PLANS to build a couple of ground-breaking plasma gasification energy-from-waste plants in Teeside have been scrapped, seemingly because of challenges with the technology.
The announcement came in March and follows a decision to halt construction of the plants in November last year. Pennsylvania based Air Products, the firm behind the development, cited difficulties with the first of the two 50 MW plants, which had been undergoing tests before the work was brought to a halt. These apparently highlighted “additional design and operational challenges” that would have required significant cost and time to overcome.
The 4 March announcement was to the effect that the firm will be discontinuing its Energy-from-Waste silo completely, to focus on its core business of Industrial Gases.
Good PR but not yet workable?
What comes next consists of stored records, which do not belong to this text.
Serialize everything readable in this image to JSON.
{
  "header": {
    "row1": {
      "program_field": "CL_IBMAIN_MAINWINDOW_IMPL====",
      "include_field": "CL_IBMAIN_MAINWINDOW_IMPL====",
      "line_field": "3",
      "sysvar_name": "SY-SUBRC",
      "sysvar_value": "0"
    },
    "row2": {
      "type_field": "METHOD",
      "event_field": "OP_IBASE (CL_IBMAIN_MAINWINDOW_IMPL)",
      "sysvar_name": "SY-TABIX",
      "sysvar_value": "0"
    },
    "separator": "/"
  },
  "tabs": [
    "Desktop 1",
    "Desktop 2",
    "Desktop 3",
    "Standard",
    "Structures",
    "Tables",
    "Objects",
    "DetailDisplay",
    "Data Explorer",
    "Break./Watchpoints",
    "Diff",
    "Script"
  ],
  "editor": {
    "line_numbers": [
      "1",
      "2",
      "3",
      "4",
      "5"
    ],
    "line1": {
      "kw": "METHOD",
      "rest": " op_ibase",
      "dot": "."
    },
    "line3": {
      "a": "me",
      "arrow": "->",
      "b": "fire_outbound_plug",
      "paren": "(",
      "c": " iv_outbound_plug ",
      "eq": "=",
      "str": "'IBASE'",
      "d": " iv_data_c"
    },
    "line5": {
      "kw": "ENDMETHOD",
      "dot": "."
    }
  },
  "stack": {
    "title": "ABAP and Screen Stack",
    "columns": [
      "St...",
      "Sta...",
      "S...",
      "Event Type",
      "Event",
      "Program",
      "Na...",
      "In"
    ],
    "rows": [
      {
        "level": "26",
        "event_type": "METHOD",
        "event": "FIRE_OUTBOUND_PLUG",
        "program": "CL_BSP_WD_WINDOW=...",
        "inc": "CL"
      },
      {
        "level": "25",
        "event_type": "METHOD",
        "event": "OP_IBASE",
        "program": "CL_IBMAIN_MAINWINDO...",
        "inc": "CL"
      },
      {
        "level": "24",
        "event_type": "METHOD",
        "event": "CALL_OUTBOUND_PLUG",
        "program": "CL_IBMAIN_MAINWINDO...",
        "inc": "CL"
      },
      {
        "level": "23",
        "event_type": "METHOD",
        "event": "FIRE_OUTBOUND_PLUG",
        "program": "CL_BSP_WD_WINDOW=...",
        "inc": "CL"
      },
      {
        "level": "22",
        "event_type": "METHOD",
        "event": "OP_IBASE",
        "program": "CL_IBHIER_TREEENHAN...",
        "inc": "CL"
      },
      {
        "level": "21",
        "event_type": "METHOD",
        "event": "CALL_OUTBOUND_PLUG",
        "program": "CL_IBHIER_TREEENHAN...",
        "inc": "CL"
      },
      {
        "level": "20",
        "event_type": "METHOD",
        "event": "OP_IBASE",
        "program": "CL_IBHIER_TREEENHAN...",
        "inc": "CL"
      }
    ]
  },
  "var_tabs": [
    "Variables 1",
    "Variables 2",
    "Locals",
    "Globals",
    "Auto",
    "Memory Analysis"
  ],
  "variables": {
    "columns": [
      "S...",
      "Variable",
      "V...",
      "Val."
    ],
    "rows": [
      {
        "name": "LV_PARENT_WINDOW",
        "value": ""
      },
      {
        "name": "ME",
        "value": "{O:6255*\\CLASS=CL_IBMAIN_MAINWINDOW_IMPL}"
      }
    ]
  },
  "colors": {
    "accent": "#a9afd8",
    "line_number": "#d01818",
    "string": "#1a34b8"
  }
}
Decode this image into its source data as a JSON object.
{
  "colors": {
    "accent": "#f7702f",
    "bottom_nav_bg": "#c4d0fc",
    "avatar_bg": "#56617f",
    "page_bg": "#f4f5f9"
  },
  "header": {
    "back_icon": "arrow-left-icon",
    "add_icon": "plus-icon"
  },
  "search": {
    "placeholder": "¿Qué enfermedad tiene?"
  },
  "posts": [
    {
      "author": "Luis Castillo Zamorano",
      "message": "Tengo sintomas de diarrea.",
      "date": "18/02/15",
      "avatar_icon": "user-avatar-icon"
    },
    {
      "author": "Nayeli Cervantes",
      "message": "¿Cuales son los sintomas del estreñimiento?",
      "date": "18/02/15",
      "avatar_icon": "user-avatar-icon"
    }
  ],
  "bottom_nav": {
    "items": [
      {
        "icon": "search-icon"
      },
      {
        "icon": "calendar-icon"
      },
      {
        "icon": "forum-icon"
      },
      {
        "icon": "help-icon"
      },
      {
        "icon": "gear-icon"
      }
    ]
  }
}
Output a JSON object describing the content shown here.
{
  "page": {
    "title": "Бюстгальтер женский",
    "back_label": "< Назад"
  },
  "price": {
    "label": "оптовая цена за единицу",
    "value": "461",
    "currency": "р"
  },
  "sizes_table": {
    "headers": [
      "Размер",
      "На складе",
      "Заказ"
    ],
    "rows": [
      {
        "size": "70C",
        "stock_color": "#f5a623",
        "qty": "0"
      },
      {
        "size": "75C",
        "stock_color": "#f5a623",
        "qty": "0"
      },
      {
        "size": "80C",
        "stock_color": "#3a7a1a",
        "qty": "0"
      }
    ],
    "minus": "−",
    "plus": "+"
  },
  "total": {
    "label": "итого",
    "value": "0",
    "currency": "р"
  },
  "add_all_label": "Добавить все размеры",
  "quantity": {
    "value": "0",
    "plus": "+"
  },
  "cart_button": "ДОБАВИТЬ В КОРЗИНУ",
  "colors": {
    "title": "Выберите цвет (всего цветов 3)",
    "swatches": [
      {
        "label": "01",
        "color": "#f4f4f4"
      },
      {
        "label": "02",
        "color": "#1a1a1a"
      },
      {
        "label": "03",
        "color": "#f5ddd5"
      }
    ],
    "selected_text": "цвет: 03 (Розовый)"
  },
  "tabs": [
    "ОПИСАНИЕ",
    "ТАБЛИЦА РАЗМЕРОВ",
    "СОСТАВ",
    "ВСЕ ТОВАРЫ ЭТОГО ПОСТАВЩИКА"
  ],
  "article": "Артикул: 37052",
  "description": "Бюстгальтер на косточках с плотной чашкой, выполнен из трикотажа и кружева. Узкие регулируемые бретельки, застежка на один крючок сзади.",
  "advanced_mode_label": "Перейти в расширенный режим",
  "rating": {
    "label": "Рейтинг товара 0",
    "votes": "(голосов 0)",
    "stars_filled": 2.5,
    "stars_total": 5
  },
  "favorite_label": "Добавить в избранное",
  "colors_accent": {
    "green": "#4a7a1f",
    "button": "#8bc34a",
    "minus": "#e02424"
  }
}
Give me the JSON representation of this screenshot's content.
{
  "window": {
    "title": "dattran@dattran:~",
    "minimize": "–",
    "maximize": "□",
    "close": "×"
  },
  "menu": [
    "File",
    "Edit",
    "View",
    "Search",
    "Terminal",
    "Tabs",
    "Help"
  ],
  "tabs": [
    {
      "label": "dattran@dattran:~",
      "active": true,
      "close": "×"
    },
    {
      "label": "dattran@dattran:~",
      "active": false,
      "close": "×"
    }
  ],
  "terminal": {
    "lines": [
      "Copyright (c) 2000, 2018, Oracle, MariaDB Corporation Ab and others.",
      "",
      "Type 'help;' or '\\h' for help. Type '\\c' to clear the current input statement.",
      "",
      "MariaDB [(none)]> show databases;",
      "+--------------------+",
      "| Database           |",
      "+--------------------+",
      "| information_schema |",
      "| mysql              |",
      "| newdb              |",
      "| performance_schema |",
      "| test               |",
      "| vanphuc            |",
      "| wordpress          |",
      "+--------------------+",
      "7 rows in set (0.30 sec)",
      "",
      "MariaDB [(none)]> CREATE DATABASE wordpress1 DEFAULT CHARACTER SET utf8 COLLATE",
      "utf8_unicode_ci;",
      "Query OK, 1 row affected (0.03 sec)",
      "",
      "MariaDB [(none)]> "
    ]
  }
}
Although relatively undeveloped for waste feedstocks, gasification looks to have many advantages over traditional thermal treatment, and is unencumbered by the public opposition that often dogs plant proposals involving the latter technology, at least in the UK and US.
One unusual possibility that had been discussed in connection with the Teeside plants was that of generating renewable hydrogen for commercial use, such as with public transport projects.
However the technology is relatively new. The plant being built at Port Clarence, near Hartlepool, was to use advanced plasma gasification technology, employing extremely high temperatures to convert waste into syngas, which could then be used to power gas turbine driven generators and generate baseload electricity.
Air Product’s decision to discontinue development entails a write-off of around £770 million for the firm and has resulted in 700 job losses.
Union blames firm
A press release from the GMB union blamed “incompetence” on the part of the firm. “Both Tees Valley energy from waste projects, TV1 and TV2, have provided employment for the region but the inability of Air Products to purchase the right, proven technology and then its reported incompetence at rectifying the design flaws has now resulted in both plants being potentially scrapped”.
“The knock-on effect is going to deny work for the local supply chain and jobs for local people in both running the plants and maintaining them. You couldn’t invent a story like this if you tried”.
RDF producer Impetus Waste Management has said the decision will not affect its own operations in Teeside. IWM has been exporting to continental Europe since last year, a change of strategy intended to protect the firm from a possible Air Products closure.